Search engine optimization is not a one-time task but an ongoing process. As your site grows and Google’s algorithm evolves, inevitable SEO issues will likely occur.
Luckily, Google’s Search Console will identify many of those, representing opportunities to improve your organic rankings.
Duplicate pages split link authority, meaning both pages have lesser chances of ranking. Duplicate content is common for most sites for legitimate reasons. But you can negate the problem by:
- Using redirects or canonical tags to point Google to the URL you want to rank,
- Linking internally only to the canonical URL,
- Including only the canonical version in the sitemap.
Search Console identifies (in its “Pages” section) duplicate pages that have internal inbound links, noting “Duplicate without user-selected canonical” or “Duplicate, Google chose different canonical than user.”
Clicking any of the items in the report will take you to a list of URLs linked internally (or in the sitemap) but not indexed by Google. Use the “Inspect URL” link to the right to discover which page Google is indexing instead and which page links to the duplicate.
Once you fix the errors, update and resubmit the sitemap to force Google to recognize the changes faster.
Keyword research tools help uncover target search queries for, say, your product and category landing pages. But your competitors have access to the same tools.
What competitors don’t have is your Search Console data, which often includes queries you were unaware of — a competitive advantage.
However, these queries may not be generating traffic if you have not optimized for them. A minor on-page tweak will sometimes make a difference. For example, you may include a section on a page addressing the topic of the query or answering a related question. Alternatively, the queries could inspire a whole new page.
To find underperforming searches, go to the “Performance” section and filter (using the funnel at the right) for queries ranking on the first page of search results, where the “Position” is smaller than 11.
Then sort by “Position” to see keywords with the lowest average ranking in the top 10 results. Look for queries with a decent impressions count, which indicates good search volume.
Note an average position between 7 and 10 with a good amount of clicks indicates users are not satisfied with the top six results, representing a huge opportunity.
Experiment with this report to see top-10 rankings page-by-page or with a common modifier. To do that, use the filters on top of the graph.
You’ve worked hard to achieve first-page positions in Google. But that effort is wasted if searchers don’t click your listings.
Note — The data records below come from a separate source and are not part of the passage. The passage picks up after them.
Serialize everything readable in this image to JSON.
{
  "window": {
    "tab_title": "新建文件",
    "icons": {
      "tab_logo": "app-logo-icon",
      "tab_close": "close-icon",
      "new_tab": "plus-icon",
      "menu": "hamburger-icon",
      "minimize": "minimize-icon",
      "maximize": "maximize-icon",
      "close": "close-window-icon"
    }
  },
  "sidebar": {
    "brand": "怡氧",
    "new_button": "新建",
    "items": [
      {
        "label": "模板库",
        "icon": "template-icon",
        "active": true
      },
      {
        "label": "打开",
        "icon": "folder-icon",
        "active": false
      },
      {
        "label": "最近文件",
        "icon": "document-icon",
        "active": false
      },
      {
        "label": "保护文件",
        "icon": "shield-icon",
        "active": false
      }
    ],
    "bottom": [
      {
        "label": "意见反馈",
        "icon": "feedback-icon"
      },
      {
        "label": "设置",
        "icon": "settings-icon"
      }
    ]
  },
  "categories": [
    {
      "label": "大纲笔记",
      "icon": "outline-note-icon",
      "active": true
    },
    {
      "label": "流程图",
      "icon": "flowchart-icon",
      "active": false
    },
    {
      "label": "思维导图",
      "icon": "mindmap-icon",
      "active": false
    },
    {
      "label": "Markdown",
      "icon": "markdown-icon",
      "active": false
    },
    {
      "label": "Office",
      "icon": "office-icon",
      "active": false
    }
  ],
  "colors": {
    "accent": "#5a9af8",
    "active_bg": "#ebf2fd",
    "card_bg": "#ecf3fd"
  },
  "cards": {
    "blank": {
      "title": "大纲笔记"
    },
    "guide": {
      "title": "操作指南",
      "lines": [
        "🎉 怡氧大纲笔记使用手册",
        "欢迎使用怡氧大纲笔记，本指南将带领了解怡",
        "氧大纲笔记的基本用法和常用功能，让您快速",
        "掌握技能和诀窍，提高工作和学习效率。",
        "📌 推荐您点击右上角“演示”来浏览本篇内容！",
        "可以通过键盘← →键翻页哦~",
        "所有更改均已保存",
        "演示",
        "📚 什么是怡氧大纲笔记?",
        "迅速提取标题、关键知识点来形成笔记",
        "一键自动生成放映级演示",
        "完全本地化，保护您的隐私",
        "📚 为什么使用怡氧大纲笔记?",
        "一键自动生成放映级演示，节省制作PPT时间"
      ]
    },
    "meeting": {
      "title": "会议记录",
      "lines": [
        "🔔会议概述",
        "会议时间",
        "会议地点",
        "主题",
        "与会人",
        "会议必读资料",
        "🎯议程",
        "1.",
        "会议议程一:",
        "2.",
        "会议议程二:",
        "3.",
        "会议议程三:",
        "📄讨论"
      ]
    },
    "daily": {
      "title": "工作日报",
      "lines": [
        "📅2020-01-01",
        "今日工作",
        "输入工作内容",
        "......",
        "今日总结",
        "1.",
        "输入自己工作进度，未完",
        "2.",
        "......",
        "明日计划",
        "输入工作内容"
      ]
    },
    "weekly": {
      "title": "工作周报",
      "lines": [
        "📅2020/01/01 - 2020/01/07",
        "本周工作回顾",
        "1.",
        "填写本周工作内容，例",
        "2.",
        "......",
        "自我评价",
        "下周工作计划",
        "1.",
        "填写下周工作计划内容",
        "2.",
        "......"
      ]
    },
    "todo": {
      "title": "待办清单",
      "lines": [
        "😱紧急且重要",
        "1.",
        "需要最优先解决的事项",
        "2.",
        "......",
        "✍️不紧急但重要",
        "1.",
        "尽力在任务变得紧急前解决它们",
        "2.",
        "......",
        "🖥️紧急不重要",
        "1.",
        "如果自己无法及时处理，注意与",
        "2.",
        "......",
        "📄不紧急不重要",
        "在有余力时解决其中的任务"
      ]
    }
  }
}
In the “Performance” > “Search results” report, set the right-side filter “Position” to “Smaller than 5” to see the queries where your page ranks in the top five. Then create another filter to see all queries with “Impressions” of more than 100.
Next, sort the report by click-through rate to see the queries with the lowest rate on top.
You can now search for these queries to investigate why users do not click the listing. For example, the listing may look outdated, or your competitors’ listings are enriched with additional details.
Don’t forget to review both mobile and desktop search results, as they are often different.
Rich Snippets Fails
The “Enhancements” section of Search Console lists all qualifying rich snippets. There’s no guarantee that a snippet will always appear “enhanced” (i.e., rich) if it’s listed in this report, but the chances are pretty good.
You will see Enhancements only if you have structured data (e.g., Schema.org) on your pages.
This section shows if your structured data code is missing anything and how your snippets could be improved.
Check the Enhancements reports quarterly to ensure you are not losing traffic over small things with quick fixes. Google will not list these as errors and thus will not notify you of these opportunities via email.